Is there another way to look at this? Yes. Let’s assume the same facts but instead of paying $625,000 a year each and every year you pay $2,734,375 a year for 4 years for a total of $10,937,500. Let’s further assume you agree you do not need the entire $20,000,000 of death benefit now. Instead you want to maximize your back end death benefit because that is more in line when you are supposed to die. Finally let’s use the same assumptions, male age 65 with a standard non-smoker rating and, the only cost is the risk cost, and the crediting rate is 4%. Instead of insurance cover terminating at age 101 coverage not only continues until death it grows well beyond $20,000,000 as follows:
Age 84: $20,694,059
Age 90: $25,388,099
Age 100: $34,822,285
Age 105: $42,366,634
What happens if the crediting rate is 3%? Coverage does not terminate it is simply less:
Age 84: $17,395,536
Age 90: $20,139,358
Age 100: $25,079,077
Age 105: $29,073,524
What if the crediting rate is 1%? Coverage still does not lapse it is simply less again:
Age 84: $12,207,016
Age 90: $12,563,834
Age 100: $12,859,665
Age 105: $13,515,637
What you have effectively done, by causing the life insurance contract to be designed differently, is you have taken into account the uncertainty of the future. Instead of a lapse the coverage is simply adjusted. If things are so bad the crediting rate has dropped to 1% per year it is likely the need for insurance has also decreased. If things are better the converse may also be true: the need for an increasing death benefit. Either way the death benefit is more than the amount paid in, unlike the level death benefit and annual premium arrangement shown in the first example.
This can all be accomplished with no commissions, no premium tax, no DAC tax (as noted not a tax at all), and with a reasonable negotiated and transparent fee for the insurance company. But it cannot be done efficiently in the U.S. due to state regulation. It can, however, be done by in a manner that complies with the U.S. tax law and by a life insurance company that is treated as a U.S. life insurance company for income tax purposes but not for regulatory purposes. And in a manner where the costs are known, understood and guaranteed. We are in Bermuda because we are allowed the dignity of helping to design a U.S tax compliant life insurance contract that meets your needs and not one dictated by the insurance company and the regulators. There are reasons why Bermuda is one of the top 3 insurance jurisdictions in the world. This is one of them. Would we like to be in the U.S? Yes, but the regulatory environment prevents us from doing what is in the best interest of the high net worth client who wants and needs life insurance for life.

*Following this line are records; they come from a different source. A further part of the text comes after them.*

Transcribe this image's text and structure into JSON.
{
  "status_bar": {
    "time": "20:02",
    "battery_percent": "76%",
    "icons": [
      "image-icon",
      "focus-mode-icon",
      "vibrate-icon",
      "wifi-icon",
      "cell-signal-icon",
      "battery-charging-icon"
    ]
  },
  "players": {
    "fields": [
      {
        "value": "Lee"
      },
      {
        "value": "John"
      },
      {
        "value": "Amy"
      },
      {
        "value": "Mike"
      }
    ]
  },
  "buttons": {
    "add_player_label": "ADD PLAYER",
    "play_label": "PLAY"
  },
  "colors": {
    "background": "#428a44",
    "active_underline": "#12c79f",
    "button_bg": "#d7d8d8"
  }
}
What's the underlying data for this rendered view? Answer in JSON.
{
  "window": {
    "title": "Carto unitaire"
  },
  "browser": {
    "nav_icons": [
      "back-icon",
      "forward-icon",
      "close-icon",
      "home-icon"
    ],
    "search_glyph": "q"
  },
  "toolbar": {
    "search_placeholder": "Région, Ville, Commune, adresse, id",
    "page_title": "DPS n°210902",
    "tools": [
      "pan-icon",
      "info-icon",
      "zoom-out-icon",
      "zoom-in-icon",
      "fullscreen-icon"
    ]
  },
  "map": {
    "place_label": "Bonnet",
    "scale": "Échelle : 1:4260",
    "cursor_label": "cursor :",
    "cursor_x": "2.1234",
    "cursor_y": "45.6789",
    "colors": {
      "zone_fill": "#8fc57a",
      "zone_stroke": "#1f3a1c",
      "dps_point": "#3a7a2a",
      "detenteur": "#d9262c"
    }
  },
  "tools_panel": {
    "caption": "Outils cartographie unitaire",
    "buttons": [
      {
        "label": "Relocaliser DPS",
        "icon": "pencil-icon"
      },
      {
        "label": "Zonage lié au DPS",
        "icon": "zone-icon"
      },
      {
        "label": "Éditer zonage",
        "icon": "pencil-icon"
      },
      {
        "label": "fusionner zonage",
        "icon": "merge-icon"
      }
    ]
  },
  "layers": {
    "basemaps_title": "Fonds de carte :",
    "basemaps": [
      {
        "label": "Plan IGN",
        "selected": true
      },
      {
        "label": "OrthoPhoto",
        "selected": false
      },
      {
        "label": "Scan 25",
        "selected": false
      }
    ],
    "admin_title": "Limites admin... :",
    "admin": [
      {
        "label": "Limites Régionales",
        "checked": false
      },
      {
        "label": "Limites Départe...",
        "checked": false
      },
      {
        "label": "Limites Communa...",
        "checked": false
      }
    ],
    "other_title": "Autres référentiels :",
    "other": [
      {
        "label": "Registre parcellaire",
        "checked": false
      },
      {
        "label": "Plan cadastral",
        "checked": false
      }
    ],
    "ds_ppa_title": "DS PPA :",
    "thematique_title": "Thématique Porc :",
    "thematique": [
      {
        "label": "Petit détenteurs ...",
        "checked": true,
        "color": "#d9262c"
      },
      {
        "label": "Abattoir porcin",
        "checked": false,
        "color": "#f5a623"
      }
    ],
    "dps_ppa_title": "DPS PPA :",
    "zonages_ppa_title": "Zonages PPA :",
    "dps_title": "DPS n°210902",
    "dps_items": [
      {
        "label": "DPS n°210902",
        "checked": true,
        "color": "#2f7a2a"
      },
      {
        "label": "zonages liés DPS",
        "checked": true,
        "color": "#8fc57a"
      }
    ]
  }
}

We specialize in listening and helping you and your advisory team to design the right contract for your long term planning. All it takes is some thoughtful insight into your long term objectives and how a proper design can both accomplish your objectives and prevent the insurance company from using the uncertainty of the future to derail your insurance coverage. It does not and should not be complicated to achieve the same. It simply means getting out of the traditional box, asking the right questions, and not engaging in the typical sale oriented questions.